b) a payload (whether telecommunication, navigation, observation, scientific or otherwise) in respect to which a separate registration may be effected in accordance with the regulations; or

c) a part of a spacecraft or payload such as a transponder, in respect to which a separate registration may be effected in accordance with the regulations, together with all installed, incorporated or attached accessories, parts and equipment and all data, manuals and records relating thereto”.

Also, it is of great importance to mention that the Berlin Space Protocol shall not apply to objects falling within the definition of Aircraft Objects under the Aircraft Protocol, except where such objects are primarily designed for use in outer space, regardless of whether its actual position is in outer space or not. Moreover, the Berlin Space Protocol shall not apply to an Aircraft Object merely because it is designed to be temporarily in outer space.

Its objectives

The Protocol to the Convention on International Interests in Mobile Equipment on Matters specific to Space Assets represents the co-ordinated efforts of both Governments and the commercial space sector to render asset-based financing more accessible to an industry that is presently searching for innovative ways to obtain start-up capital for space-based services.

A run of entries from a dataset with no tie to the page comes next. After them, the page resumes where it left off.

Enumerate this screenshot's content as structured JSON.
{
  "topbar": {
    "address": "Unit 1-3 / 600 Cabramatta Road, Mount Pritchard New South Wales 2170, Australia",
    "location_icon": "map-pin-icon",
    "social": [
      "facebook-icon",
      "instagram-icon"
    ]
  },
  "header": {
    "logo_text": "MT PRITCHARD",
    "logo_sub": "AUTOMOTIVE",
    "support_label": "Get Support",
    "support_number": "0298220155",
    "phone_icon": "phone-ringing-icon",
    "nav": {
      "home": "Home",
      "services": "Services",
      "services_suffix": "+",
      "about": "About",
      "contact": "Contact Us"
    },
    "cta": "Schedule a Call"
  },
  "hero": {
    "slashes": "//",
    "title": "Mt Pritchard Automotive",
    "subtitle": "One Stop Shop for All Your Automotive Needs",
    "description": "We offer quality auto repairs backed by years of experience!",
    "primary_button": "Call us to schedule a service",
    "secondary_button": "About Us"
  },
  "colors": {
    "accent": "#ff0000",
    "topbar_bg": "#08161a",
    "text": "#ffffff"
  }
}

Such ventures are full of risk and uncertainty and, consequently, their financing is currently still prohibitively expensive. By introducing a uniform regime to govern the creation, perfection and enforcement of international interests in space assets, notably satellites, it is envisaged that the cost of financing will be reduced as a result of the increased level of transparency and predictability for financiers, thereby making financing more widely available to a greater number of players in the commercial space sector.

The Berlin Space Protocol’s main objectives are “to facilitate the acquisition and financing of economically important items of mobile equipment by providing for the creation of an international interest which will be recognised in all Contracting States; to provide the creditor with a range of basic default and insolvency-related remedies and, where there is evidence of default, a means of obtaining speedy relief pending final determination of its claim on the merits; to establish an electronic international registry for the registration of international interests which will give notice of their existence to third parties and enable the creditor to preserve its priority against subsequently registered interests and against unregistered interests and creditors in the debtor’s insolvency; to ensure through the relevant Protocol that the particular needs of the industry sector concerned are met; to grant Contracting States a degree of flexibility in adhering to the international regime, by allowing, to a well-defined and limited extent, policy choices through declarations, while preserving the basic uniformity of the legal regime; by these means to give intending creditors greater confidence in the decision to grant credit, enhance the credit rating of equipment receivables and reduce borrowing costs and credit insurance premiums to the advantage of all interested parties”.

It enhances legal predictability in financing transactions regarding high value, uniquely identifiable mobile equipment, reducing creditor’s risks and thereby lowering the cost of credit. This goal is achieved by allowing parties to a security agreement, a conditional sale or a leasing agreement to create autonomous interests on the equipment, which are internationally enforceable in States parties to the Convention and a relevant Protocol. Creditors may register their interest in an electronic international registry, which will give notice of their existence to third parties and enable the creditor to preserve its priority against subsequently registered interests and against unregistered interests and creditors in the debtor’s insolvency. The Convention and Protocols provide the creditor with a range of basic default and insolvency-related remedies and, where there is evidence of default, a means of obtaining speedy relief pending final determination of its claim on the merits.